■ **RECORD EXTRACTS**
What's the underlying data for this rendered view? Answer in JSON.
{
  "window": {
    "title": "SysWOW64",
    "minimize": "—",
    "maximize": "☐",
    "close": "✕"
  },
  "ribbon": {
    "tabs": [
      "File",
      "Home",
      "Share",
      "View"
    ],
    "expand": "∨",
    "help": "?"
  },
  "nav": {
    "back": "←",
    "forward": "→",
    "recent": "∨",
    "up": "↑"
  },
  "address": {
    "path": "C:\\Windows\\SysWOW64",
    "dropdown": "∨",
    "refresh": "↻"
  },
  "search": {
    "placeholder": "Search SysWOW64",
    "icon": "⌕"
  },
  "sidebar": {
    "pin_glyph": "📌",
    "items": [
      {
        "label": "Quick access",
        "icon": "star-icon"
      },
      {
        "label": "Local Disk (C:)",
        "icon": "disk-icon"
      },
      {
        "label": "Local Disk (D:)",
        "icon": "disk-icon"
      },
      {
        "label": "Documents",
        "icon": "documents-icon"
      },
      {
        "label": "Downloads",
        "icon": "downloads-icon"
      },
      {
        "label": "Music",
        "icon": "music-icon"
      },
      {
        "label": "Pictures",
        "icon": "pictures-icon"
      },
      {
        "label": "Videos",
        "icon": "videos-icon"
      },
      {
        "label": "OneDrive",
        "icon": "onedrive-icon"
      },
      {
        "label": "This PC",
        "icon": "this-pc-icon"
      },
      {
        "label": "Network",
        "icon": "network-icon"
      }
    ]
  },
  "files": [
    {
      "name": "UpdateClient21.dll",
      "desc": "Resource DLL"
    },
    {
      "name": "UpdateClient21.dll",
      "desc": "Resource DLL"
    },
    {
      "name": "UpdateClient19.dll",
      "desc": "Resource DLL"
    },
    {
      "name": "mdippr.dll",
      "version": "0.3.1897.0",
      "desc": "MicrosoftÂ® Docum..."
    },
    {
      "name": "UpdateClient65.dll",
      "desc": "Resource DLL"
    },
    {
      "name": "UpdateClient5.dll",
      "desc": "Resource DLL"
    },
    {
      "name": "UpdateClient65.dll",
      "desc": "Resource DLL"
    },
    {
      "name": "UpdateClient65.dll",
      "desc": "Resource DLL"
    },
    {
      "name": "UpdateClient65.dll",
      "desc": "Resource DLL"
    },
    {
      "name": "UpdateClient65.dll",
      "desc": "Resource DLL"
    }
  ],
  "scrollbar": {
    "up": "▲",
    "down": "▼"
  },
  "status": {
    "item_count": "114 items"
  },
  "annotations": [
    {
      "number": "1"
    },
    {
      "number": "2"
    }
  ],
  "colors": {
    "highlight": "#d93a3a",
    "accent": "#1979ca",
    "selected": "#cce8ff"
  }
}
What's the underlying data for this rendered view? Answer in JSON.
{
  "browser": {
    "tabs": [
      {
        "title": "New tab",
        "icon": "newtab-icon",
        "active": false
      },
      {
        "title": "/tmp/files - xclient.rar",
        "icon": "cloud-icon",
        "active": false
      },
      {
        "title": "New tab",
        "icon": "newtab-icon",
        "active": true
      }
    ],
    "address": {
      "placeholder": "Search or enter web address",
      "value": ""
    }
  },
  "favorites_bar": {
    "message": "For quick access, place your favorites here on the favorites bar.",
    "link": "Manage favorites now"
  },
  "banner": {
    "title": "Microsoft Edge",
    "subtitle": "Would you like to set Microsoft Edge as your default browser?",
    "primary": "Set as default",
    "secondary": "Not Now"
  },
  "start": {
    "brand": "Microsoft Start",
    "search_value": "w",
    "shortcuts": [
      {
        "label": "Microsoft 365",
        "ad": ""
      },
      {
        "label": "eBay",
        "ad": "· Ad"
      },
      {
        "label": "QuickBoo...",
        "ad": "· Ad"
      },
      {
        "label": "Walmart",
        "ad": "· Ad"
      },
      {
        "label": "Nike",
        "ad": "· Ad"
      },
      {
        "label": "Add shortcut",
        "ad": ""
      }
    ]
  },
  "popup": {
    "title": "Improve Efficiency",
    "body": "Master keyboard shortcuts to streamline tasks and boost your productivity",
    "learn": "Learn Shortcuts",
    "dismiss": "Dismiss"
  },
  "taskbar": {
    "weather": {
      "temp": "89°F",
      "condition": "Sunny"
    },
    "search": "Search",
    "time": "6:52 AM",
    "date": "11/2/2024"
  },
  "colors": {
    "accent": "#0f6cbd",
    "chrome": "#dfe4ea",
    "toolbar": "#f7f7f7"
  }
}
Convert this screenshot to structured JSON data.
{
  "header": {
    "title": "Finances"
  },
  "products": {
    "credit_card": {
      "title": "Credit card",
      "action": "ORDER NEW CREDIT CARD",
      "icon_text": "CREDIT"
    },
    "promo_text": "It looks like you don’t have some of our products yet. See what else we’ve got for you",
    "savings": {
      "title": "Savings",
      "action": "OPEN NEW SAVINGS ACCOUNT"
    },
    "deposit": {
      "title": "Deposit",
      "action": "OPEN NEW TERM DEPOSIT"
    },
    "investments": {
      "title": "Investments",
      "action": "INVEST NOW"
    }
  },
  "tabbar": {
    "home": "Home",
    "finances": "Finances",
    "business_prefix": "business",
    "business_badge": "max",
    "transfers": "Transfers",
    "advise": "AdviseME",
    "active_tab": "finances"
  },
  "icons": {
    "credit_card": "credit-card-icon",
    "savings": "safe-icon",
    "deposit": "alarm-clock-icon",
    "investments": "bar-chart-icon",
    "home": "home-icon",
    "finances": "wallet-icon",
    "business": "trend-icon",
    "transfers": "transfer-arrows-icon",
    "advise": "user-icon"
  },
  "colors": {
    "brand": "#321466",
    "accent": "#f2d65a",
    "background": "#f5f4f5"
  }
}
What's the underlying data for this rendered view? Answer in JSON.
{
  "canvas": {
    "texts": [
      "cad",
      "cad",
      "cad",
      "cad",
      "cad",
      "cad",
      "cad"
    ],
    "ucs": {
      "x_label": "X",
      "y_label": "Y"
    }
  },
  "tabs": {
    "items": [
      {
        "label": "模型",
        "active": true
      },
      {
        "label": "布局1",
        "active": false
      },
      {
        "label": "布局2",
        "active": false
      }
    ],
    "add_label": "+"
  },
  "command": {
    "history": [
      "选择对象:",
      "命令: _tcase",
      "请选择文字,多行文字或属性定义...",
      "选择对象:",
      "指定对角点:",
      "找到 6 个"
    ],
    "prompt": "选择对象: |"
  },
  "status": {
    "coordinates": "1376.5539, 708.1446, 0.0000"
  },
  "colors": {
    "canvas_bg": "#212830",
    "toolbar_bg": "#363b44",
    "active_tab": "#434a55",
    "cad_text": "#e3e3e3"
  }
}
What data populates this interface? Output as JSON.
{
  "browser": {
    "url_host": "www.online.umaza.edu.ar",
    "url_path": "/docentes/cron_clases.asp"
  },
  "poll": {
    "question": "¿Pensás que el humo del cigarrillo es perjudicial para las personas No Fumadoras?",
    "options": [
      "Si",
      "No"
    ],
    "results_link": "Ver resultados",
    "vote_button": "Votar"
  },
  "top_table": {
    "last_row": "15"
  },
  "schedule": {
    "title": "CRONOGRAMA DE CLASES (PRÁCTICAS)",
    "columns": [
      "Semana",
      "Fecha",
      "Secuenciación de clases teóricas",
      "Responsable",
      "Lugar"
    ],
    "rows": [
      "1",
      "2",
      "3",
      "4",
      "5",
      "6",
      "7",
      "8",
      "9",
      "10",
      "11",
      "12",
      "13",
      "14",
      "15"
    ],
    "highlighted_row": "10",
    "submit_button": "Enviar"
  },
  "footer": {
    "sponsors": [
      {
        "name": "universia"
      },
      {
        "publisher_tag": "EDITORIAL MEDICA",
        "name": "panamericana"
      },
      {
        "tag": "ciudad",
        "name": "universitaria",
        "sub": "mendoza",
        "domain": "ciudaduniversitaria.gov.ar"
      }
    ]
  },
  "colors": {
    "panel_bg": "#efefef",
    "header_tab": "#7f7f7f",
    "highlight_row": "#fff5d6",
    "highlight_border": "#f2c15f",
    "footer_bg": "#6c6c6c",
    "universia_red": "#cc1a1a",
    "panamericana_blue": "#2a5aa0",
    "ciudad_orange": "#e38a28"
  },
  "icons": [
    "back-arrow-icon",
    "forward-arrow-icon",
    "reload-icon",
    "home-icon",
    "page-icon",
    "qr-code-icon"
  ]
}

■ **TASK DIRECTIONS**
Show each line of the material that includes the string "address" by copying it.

■ **EXERCISE SOLUTION**
  "address": {
    "address": {
      "placeholder": "Search or enter web address",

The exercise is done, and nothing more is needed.